Each new generation of electronic kit has refined the usefulness of components, typically through modularization to make the pieces more “plug-n-play” easy and Circuit Scribe is no exception.
What sets Circuit Scribe apart from its peers is that the “wires” which connect the various components together – thus completing the circuit – are drawn freehand on paper using special conductive ink pens. This has a natural “hands-on” appeal for kids that want to draw and make their drawings “do something.”
A project as simple as connecting a battery to an LED actually generated two bright lights – one on the LED itself, and one on the child’s face when they realize that the wires they “drew” actually worked!

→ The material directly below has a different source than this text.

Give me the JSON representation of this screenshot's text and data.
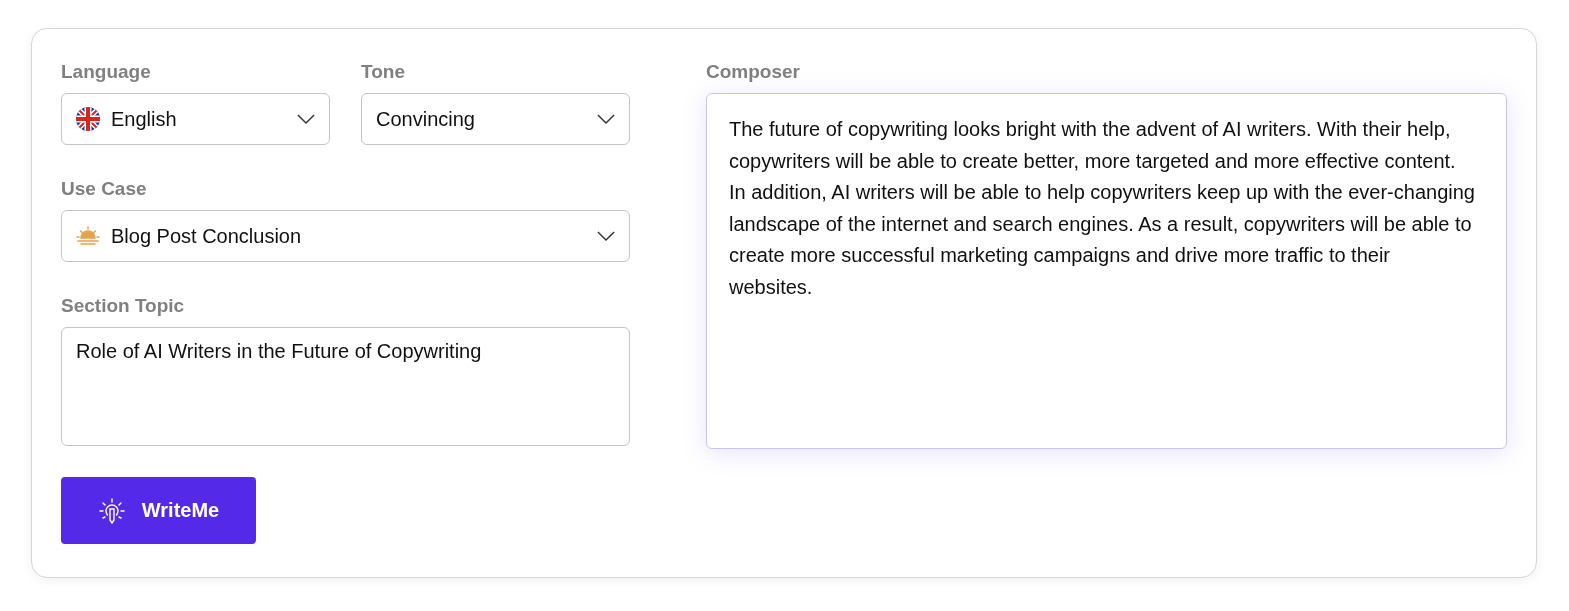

We had some problems using the supplied conductive ink pens. First, students tended to use them as they might a regular pen – with downward pressure that generates a narrow line of ink. Second, we used a hard surface for drawing and design – in hindsight, a softer surface might have worked better but our lab environment did not allow for this. Third, the pens seemed to empty fairly quickly – causing problems for a couple of students attempting to draw circuits. Fourth, all of the students required “debugging” time whereby they’d draw a circuit and then we’d spend time inspecting their result to look for flaws which might result in breaks of electric current and thus an open circuit. In some cases – students were able to quickly remedy faults and achieve success; in other cases – they became frustrated when they couldn’t fix things and see success.
Another problem was the natural tendency for students to “doodle” while trying to draw circuits. In some cases – this was a success – mixing creativity with success, while in other cases it was a failure – using the expensive pen as a doodling tool without understanding what was needed. One option might be to first have the student draw their circuits on regular paper with normal ink to gain “approval” prior to making the commitment using the conductive ink pen.
A “hindsight is 20/20” thought – having an electric multimeter tester available might be handy for testing how well student’s lines are drawn – by demonstrating whether they’ll hold an electric current or not.
There are a number of web pages that provide information for making one’s own conductive ink. However tempting this might be – one has to carefully consider all potential ramifications of doing so – especially from a safety point of view.
I tried a low-tech substitute – a high-quality old fashioned graphite lead pencil – without success. Graphite is a conductor of electricity – perhaps not as good as a metal or even the conductive ink provided by Circuit Scribe. But it’s proven technology – and it’s readily available. A good experiment might be to draw a line using Circuit Scribe’s ink and a graphite pencil and test each with a multimeter to find out how close/disparate each is in terms of electric conductivity.
Don’t get me wrong – I think that what the Circuit Scribe folks have done is marvelous. However, from a repeatable project perspective – use of the Circuit Scribe ink is for all intents and purposes unsustainable from a cost perspective (when each pen costs nearly $20USD).
I would give it a C+. The ink gets both high and low points for its uniqueness and cost/effectiveness. And I think the resistor/capacitor components could have been done better to make them more ‘foolproof.’